Afternoon tea, that light meal served between 4 and 6 PM, is a staple of British culture. In addition to enjoying a hot cuppa of the caffeinated beverage, you might enjoy some sandwiches, pastries, cakes, or even biscuits. Anna Maria Rusell, Duchess of Bedford, is credited with beginning the tradition, and, as such, there’s some austerity to afternoon tea. However, some places in London have gotten a bit tired of being prim and proper all the time and developed their own unique ways to present the meal.
1. Mad Hatter’s Tea – The Sanderson Hotel
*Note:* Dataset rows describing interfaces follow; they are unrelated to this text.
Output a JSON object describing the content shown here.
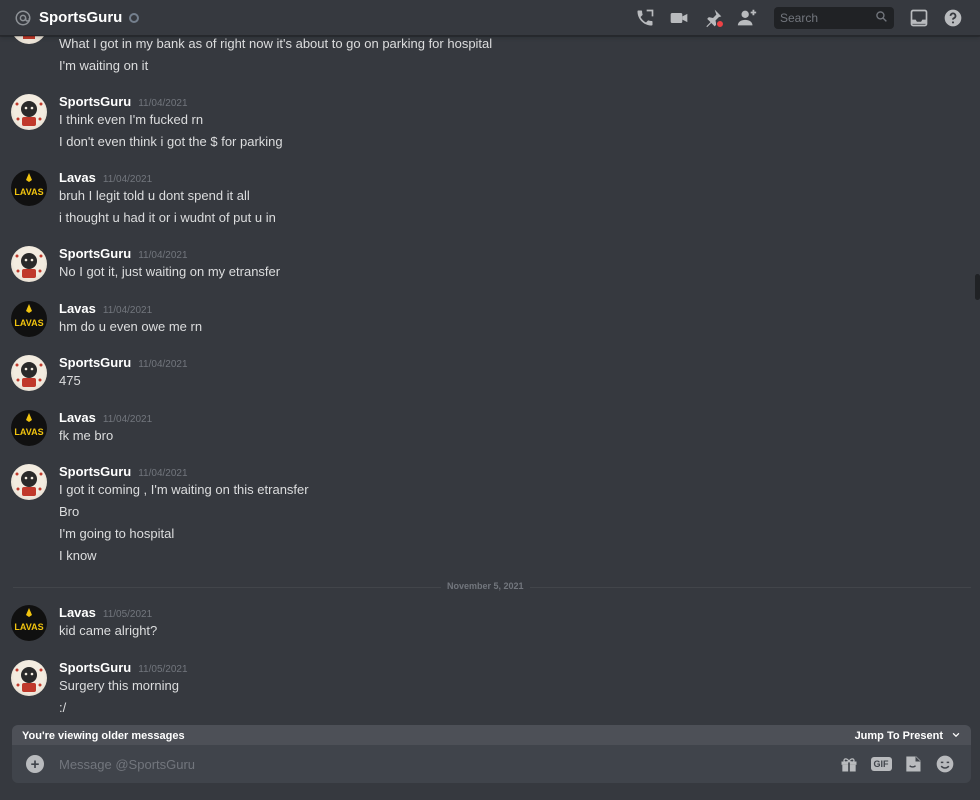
{
  "header": {
    "title": "SportsGuru",
    "search_placeholder": "Search",
    "icons": [
      "at-icon",
      "call-icon",
      "video-icon",
      "pin-icon",
      "add-friend-icon",
      "search-icon",
      "inbox-icon",
      "help-icon"
    ]
  },
  "messages": [
    {
      "lines": [
        "What I got in my bank as of right now it's about to go on parking for hospital",
        "I'm waiting on it"
      ]
    },
    {
      "author": "SportsGuru",
      "timestamp": "11/04/2021",
      "lines": [
        "I think even I'm fucked rn",
        "I don't even think i got the $ for parking"
      ]
    },
    {
      "author": "Lavas",
      "timestamp": "11/04/2021",
      "lines": [
        "bruh I legit told u dont spend it all",
        "i thought u had it or i wudnt of put u in"
      ]
    },
    {
      "author": "SportsGuru",
      "timestamp": "11/04/2021",
      "lines": [
        "No I got it, just waiting on my etransfer"
      ]
    },
    {
      "author": "Lavas",
      "timestamp": "11/04/2021",
      "lines": [
        "hm do u even owe me rn"
      ]
    },
    {
      "author": "SportsGuru",
      "timestamp": "11/04/2021",
      "lines": [
        "475"
      ]
    },
    {
      "author": "Lavas",
      "timestamp": "11/04/2021",
      "lines": [
        "fk me bro"
      ]
    },
    {
      "author": "SportsGuru",
      "timestamp": "11/04/2021",
      "lines": [
        "I got it coming , I'm waiting on this etransfer",
        "Bro",
        "I'm going to hospital",
        "I know"
      ]
    },
    {
      "author": "Lavas",
      "timestamp": "11/05/2021",
      "lines": [
        "kid came alright?"
      ]
    },
    {
      "author": "SportsGuru",
      "timestamp": "11/05/2021",
      "lines": [
        "Surgery this morning",
        ":/"
      ]
    }
  ],
  "divider": {
    "label": "November 5, 2021"
  },
  "older_bar": {
    "label": "You're viewing older messages",
    "jump_label": "Jump To Present"
  },
  "composer": {
    "placeholder": "Message @SportsGuru",
    "gif_label": "GIF"
  },
  "avatar_text": {
    "lavas": "LAVAS"
  },
  "colors": {
    "background": "#36393f",
    "composer": "#40444b",
    "older_bar": "#4d5057",
    "timestamp": "#72767d",
    "author": "#ffffff"
  }
}
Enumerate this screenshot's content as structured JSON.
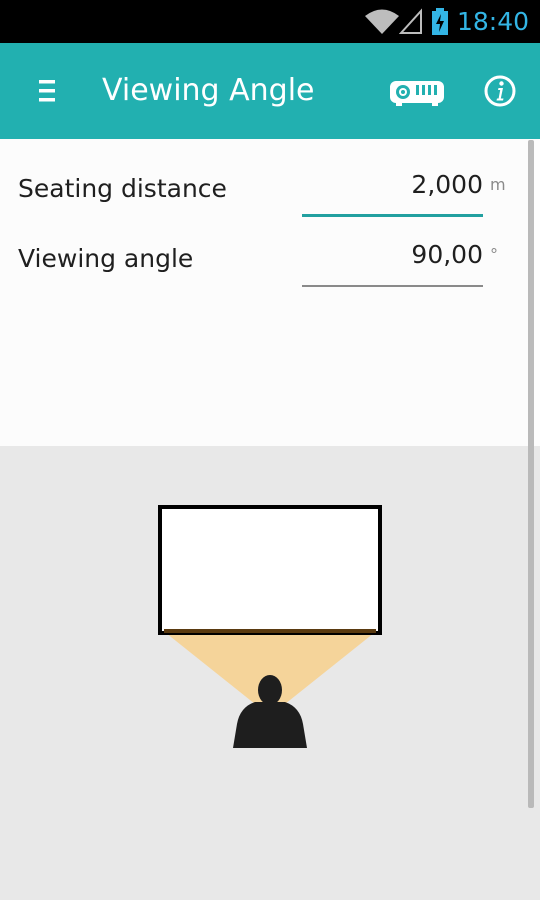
{
  "status_bar": {
    "time": "18:40",
    "accent_color": "#33b5e5",
    "icons": [
      "wifi-icon",
      "cellular-signal-icon",
      "battery-charging-icon"
    ]
  },
  "action_bar": {
    "title": "Viewing Angle",
    "background_color": "#22b0b0",
    "icons": [
      "menu-icon",
      "projector-icon",
      "info-icon"
    ]
  },
  "form": {
    "seating_distance": {
      "label": "Seating distance",
      "value": "2,000",
      "unit": "m",
      "focused": true
    },
    "viewing_angle": {
      "label": "Viewing angle",
      "value": "90,00",
      "unit": "°",
      "focused": false
    }
  },
  "illustration": {
    "icons": [
      "screen-icon",
      "viewer-silhouette-icon"
    ],
    "viewing_cone_color": "#f5d49a"
  }
}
Take a trip through the Looking Glass with this Lewis Carroll-themed afternoon tea in the Courtyard Garden of the Sanderson Hotel in the West End. The menus are hidden in books, the crockery resembles playing cards and clocks, and your choice of beverage comes with a “Drink Me” tag. The tea themselves can be quite interesting concoctions, with flavors ranging from apple pie to strawberries and cream. Make sure you book a few months in advance, however, as this upscale, unconventional tea is very much in demand by locals and tourists alike.
2. BB Bakery Afternoon Tea Bus Tour – Westminster
Want to combine your afternoon tea with a sightseeing tour of London? Covent Garden’s BB Bakery takes their culinary delights on the road in a chicly-renovated Routemaster bus that will serve you tea and their selection of French delights as you ride past the London Eye, Buckingham Palace, the Royal Albert Hall, and more. Tours depart from Trafalgar Square at 12:30 and 3 PM as well as from Victoria Coach Station at 12, 2:30, and 5 PM. The cost for adults is £45 and for children, £35, and you can believe it’s going to be a more (full)filling tour.
3. Charlie and the Chocolate Factory – One Aldwych
Another opportunity to combine a love of tea with a love of literature, or in this case musicals, as One Aldwych celebrates the West End production of Charlie and the Chocolate Factory with its own Dahl-inspired afternoon tea. In addition to Wonka treats such as a gold-painted chocolate egg with a cheesecake filling and mystery-flavored candy floss, there are more traditional fare options such as smoked salmon and heritage tomato tart. If you want something a bit stronger, you can order champagne or a Cocktail Charlie, which is a potent mix of champagne and whiskey that comes smoking out of a clear teapot. The cost is £37.50 for a normal tea and £48 with the optional alcoholic beverages, but you’d better check the website as they can be fully booked for weeks ahead of the present.
4. Burger Afternoon Tea – Brgr.co
If you want a more American spin on the British classic, go over to Brgr.co in Soho. Instead of scones, cucumber sandwiches, and pastries, your tea comes served with sliders (or mini-hamburgers for non-Americans) that include the traditional cheeseburger, fried chicken with coleslaw, and prawn and salmon, as well as mini-fries, lemon tart, raspberry and white chocolate cheesecake, and a mini brownie. Drinks can include traditional British tea, homemade iced tea, or a milkshake.
5. Gent’s Afternoon Tea – Sanctum Soho Hotel
Of course, maybe you’re on this trip with the blokes and you wouldn’t do something so “girly” as a dainty English tea. Well, fear not, my brothers! No sticking out your pinky while gnoshing on itsy-bitsy cucumber sandwiches at the Sanctum. Instead, you get the option for meat such as steak, lamb, roast beef, and more while sipping on your tea and a tankard of Jack Daniels’ “Gentleman’s Jack”. They’ll also give you a cigar to enjoy on the roof terrace and all for £50. Of course, the ladies haven’t been left out, and the price is considerably lower for the more traditional “High Tea for High Heels” at £35.